Required action: Work through the data below line by line and say how many lines hold "controls"; give only the number.

***** Supplied records *****

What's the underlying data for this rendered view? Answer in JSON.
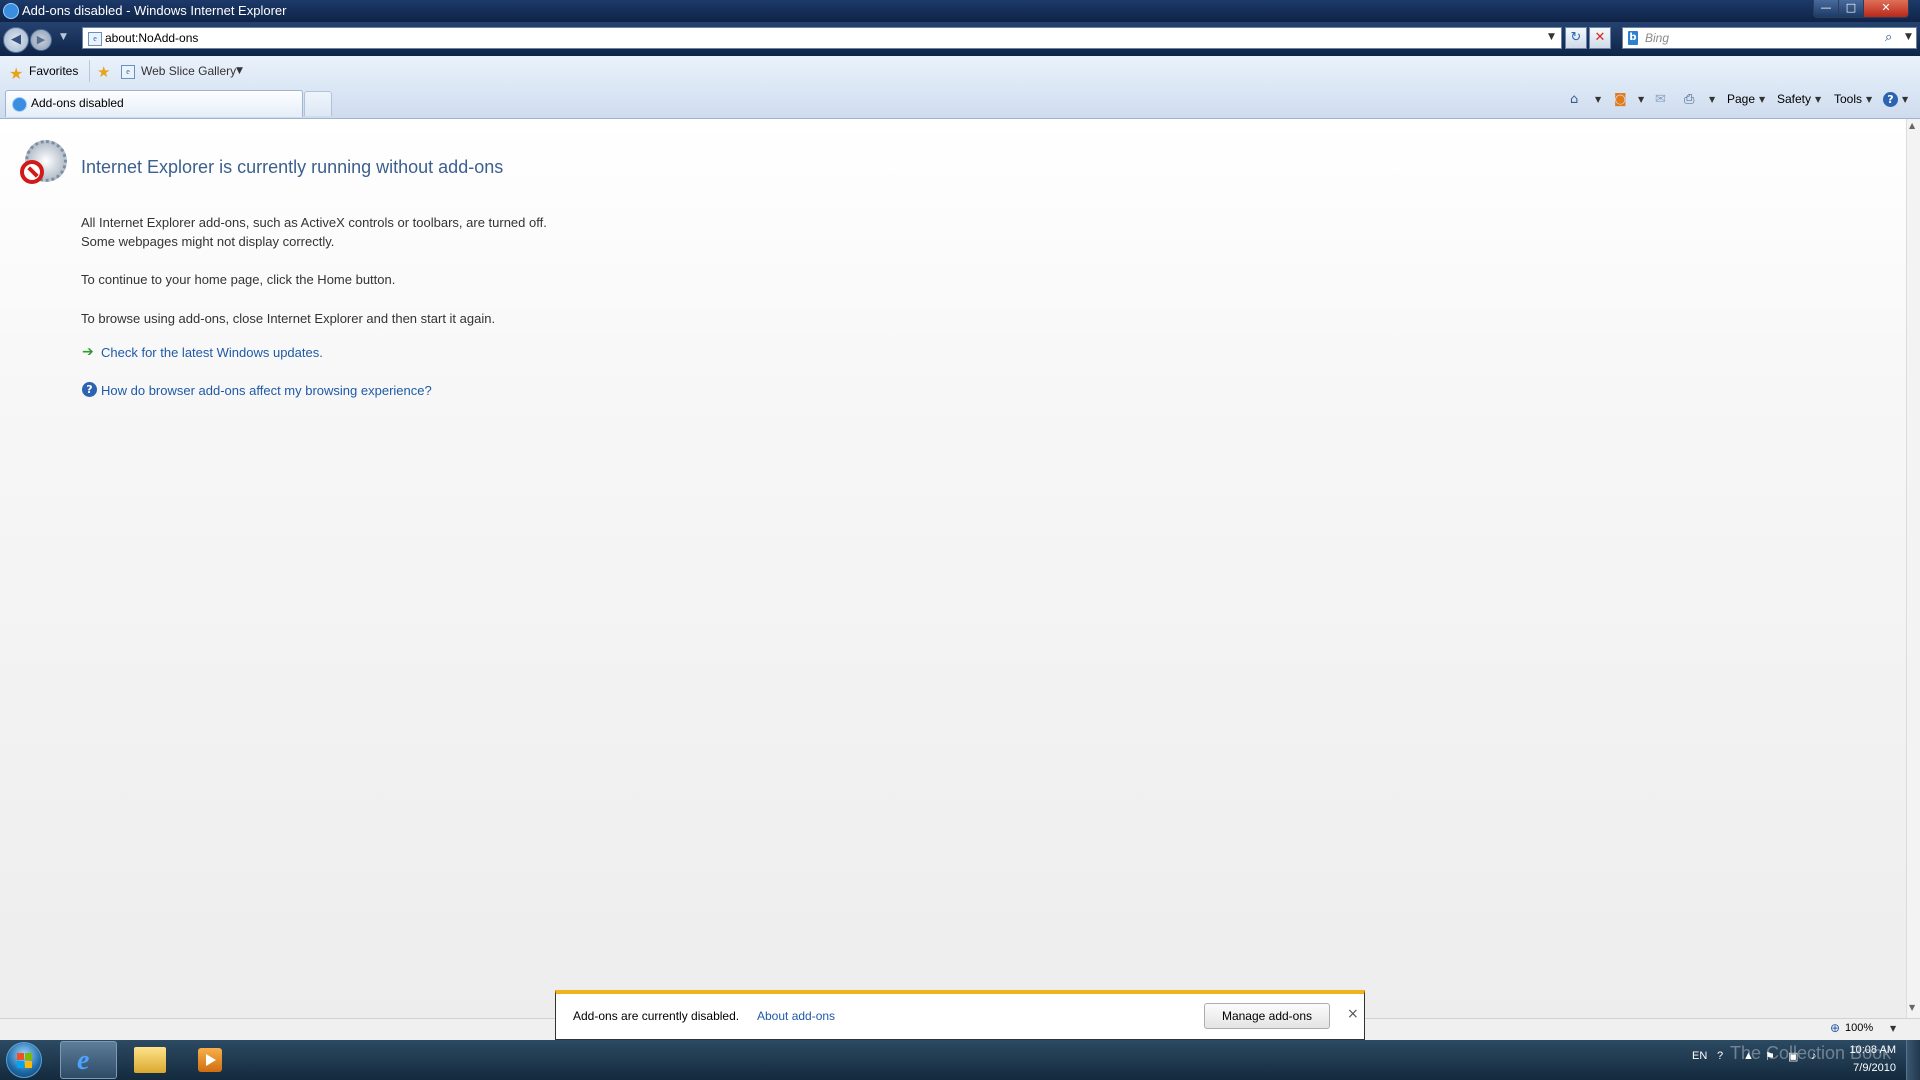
{
  "window": {
    "title": "Add-ons disabled - Windows Internet Explorer",
    "controls": {
      "minimize": "—",
      "maximize": "□",
      "close": "✕"
    }
  },
  "nav": {
    "address": "about:NoAdd-ons",
    "search_placeholder": "Bing"
  },
  "favorites_bar": {
    "favorites_label": "Favorites",
    "web_slice_label": "Web Slice Gallery"
  },
  "tabs": [
    {
      "label": "Add-ons disabled",
      "active": true
    }
  ],
  "command_bar": {
    "page": "Page",
    "safety": "Safety",
    "tools": "Tools"
  },
  "content": {
    "heading": "Internet Explorer is currently running without add-ons",
    "para1_line1": "All Internet Explorer add-ons, such as ActiveX controls or toolbars, are turned off.",
    "para1_line2": "Some webpages might not display correctly.",
    "para2": "To continue to your home page, click the Home button.",
    "para3": "To browse using add-ons, close Internet Explorer and then start it again.",
    "link_updates": "Check for the latest Windows updates.",
    "link_help": "How do browser add-ons affect my browsing experience?"
  },
  "notification": {
    "message": "Add-ons are currently disabled.",
    "about_link": "About add-ons",
    "manage_button": "Manage add-ons",
    "accent_color": "#f2b21e"
  },
  "status_bar": {
    "zoom": "100%"
  },
  "taskbar": {
    "language": "EN",
    "time": "10:08 AM",
    "date": "7/9/2010",
    "watermark": "The Collection Book"
  },
  "icons": {
    "back": "back-arrow-icon",
    "forward": "forward-arrow-icon",
    "refresh": "refresh-icon",
    "stop": "stop-icon",
    "search": "search-icon",
    "home": "home-icon",
    "feeds": "rss-icon",
    "mail": "mail-icon",
    "print": "print-icon",
    "help": "help-icon"
  }
}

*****

Written answer: 2